What you will do
Counting only lines that contain the string "соединения", how many are there in the data? Say the number alone.

Supplied information

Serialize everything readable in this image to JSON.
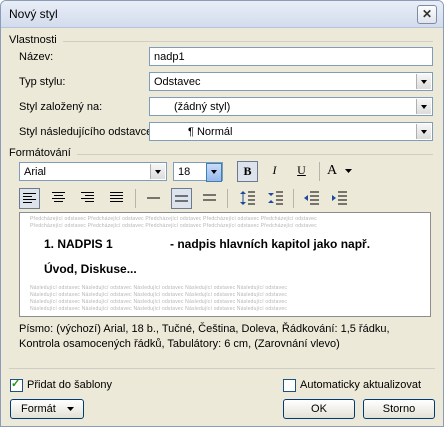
{
  "window": {
    "title": "Nový styl",
    "close_glyph": "✕"
  },
  "properties": {
    "group_label": "Vlastnosti",
    "name_label": "Název:",
    "name_value": "nadp1",
    "style_type_label": "Typ stylu:",
    "style_type_value": "Odstavec",
    "based_on_label": "Styl založený na:",
    "based_on_value": "(žádný styl)",
    "next_style_label": "Styl následujícího odstavce:",
    "next_style_value": "¶ Normál"
  },
  "formatting": {
    "group_label": "Formátování",
    "font_value": "Arial",
    "size_value": "18",
    "bold_label": "B",
    "italic_label": "I",
    "underline_label": "U",
    "font_color_label": "A",
    "icons": [
      "bold-icon",
      "italic-icon",
      "underline-icon",
      "font-color-icon",
      "align-left-icon",
      "align-center-icon",
      "align-right-icon",
      "justify-icon",
      "single-spacing-icon",
      "one-half-spacing-icon",
      "double-spacing-icon",
      "increase-spacing-icon",
      "decrease-spacing-icon",
      "decrease-indent-icon",
      "increase-indent-icon"
    ]
  },
  "preview": {
    "ghost_text": "Předcházející odstavec Předcházející odstavec Předcházející odstavec Předcházející odstavec Předcházející odstavec",
    "ghost_text_next": "Následující odstavec Následující odstavec Následující odstavec Následující odstavec Následující odstavec",
    "line1_number": "1. NADPIS 1",
    "line1_rest": "- nadpis hlavních kapitol jako např.",
    "line2": "Úvod, Diskuse..."
  },
  "description": "Písmo: (výchozí) Arial, 18 b., Tučné, Čeština, Doleva, Řádkování:  1,5 řádku, Kontrola osamocených řádků, Tabulátory:  6 cm, (Zarovnání vlevo)",
  "options": {
    "add_to_template_label": "Přidat do šablony",
    "add_to_template_checked": true,
    "auto_update_label": "Automaticky aktualizovat",
    "auto_update_checked": false
  },
  "buttons": {
    "format_label": "Formát",
    "ok_label": "OK",
    "cancel_label": "Storno"
  }
}
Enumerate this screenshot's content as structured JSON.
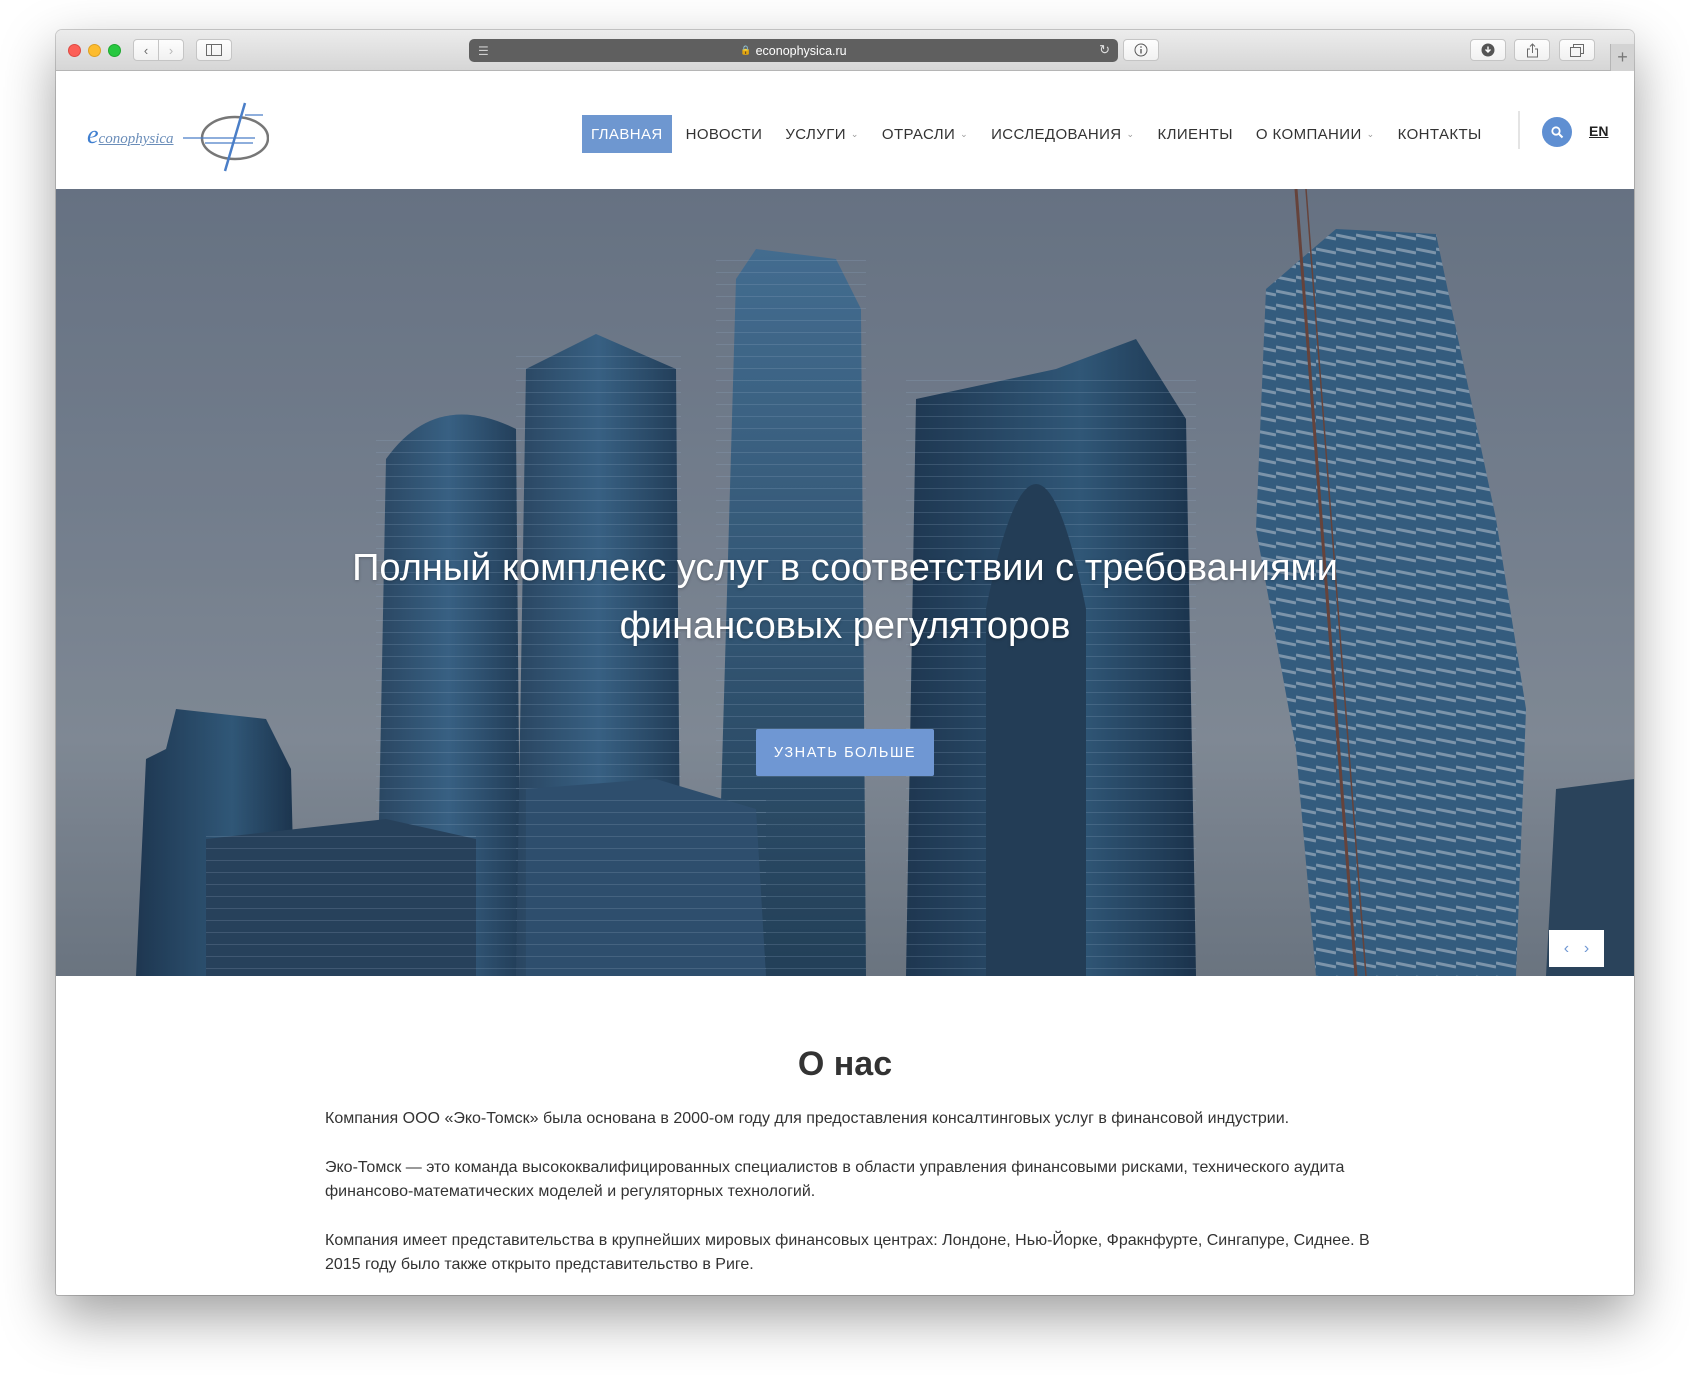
{
  "browser": {
    "url": "econophysica.ru"
  },
  "site": {
    "logo_text_initial": "e",
    "logo_text_rest": "conophysica",
    "nav": [
      {
        "label": "ГЛАВНАЯ",
        "active": true
      },
      {
        "label": "НОВОСТИ"
      },
      {
        "label": "УСЛУГИ",
        "dropdown": true
      },
      {
        "label": "ОТРАСЛИ",
        "dropdown": true
      },
      {
        "label": "ИССЛЕДОВАНИЯ",
        "dropdown": true
      },
      {
        "label": "КЛИЕНТЫ"
      },
      {
        "label": "О КОМПАНИИ",
        "dropdown": true
      },
      {
        "label": "КОНТАКТЫ"
      }
    ],
    "lang": "EN",
    "accent_color": "#6e97d0"
  },
  "hero": {
    "title": "Полный комплекс услуг в соответствии с требованиями финансовых регуляторов",
    "button": "УЗНАТЬ БОЛЬШЕ"
  },
  "about": {
    "title": "О нас",
    "paragraphs": [
      "Компания ООО «Эко-Томск» была основана в 2000-ом году для предоставления консалтинговых услуг в финансовой индустрии.",
      "Эко-Томск — это команда высококвалифицированных специалистов в области управления финансовыми рисками, технического аудита финансово-математических моделей и регуляторных технологий.",
      "Компания имеет представительства в крупнейших мировых финансовых центрах: Лондоне, Нью-Йорке, Фракнфурте, Сингапуре, Сиднее. В 2015 году было также открыто представительство в Риге."
    ]
  }
}
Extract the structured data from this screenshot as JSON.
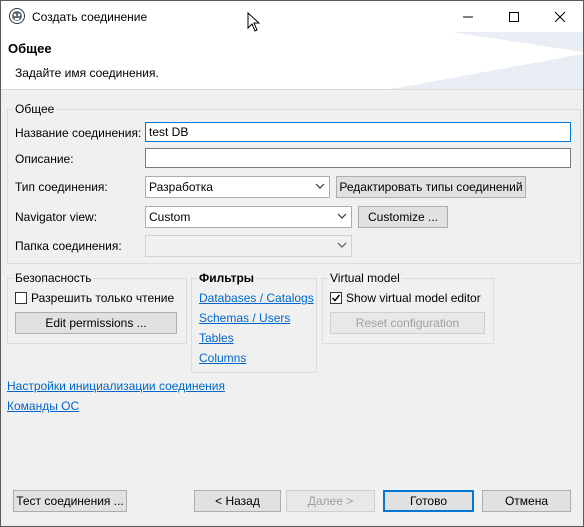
{
  "window": {
    "title": "Создать соединение"
  },
  "header": {
    "title": "Общее",
    "subtitle": "Задайте имя соединения."
  },
  "general": {
    "legend": "Общее",
    "name_label": "Название соединения:",
    "name_value": "test DB",
    "description_label": "Описание:",
    "description_value": "",
    "type_label": "Тип соединения:",
    "type_value": "Разработка",
    "edit_types_label": "Редактировать типы соединений",
    "navigator_label": "Navigator view:",
    "navigator_value": "Custom",
    "customize_label": "Customize ...",
    "folder_label": "Папка соединения:",
    "folder_value": ""
  },
  "security": {
    "legend": "Безопасность",
    "readonly_label": "Разрешить только чтение",
    "readonly_checked": false,
    "edit_permissions_label": "Edit permissions ..."
  },
  "filters": {
    "legend": "Фильтры",
    "links": [
      "Databases / Catalogs",
      "Schemas / Users",
      "Tables",
      "Columns"
    ]
  },
  "virtual_model": {
    "legend": "Virtual model",
    "show_editor_label": "Show virtual model editor",
    "show_editor_checked": true,
    "reset_label": "Reset configuration"
  },
  "links": {
    "init_settings": "Настройки инициализации соединения",
    "os_commands": "Команды ОС"
  },
  "footer": {
    "test_label": "Тест соединения ...",
    "back_label": "< Назад",
    "next_label": "Далее >",
    "finish_label": "Готово",
    "cancel_label": "Отмена"
  }
}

Result below
6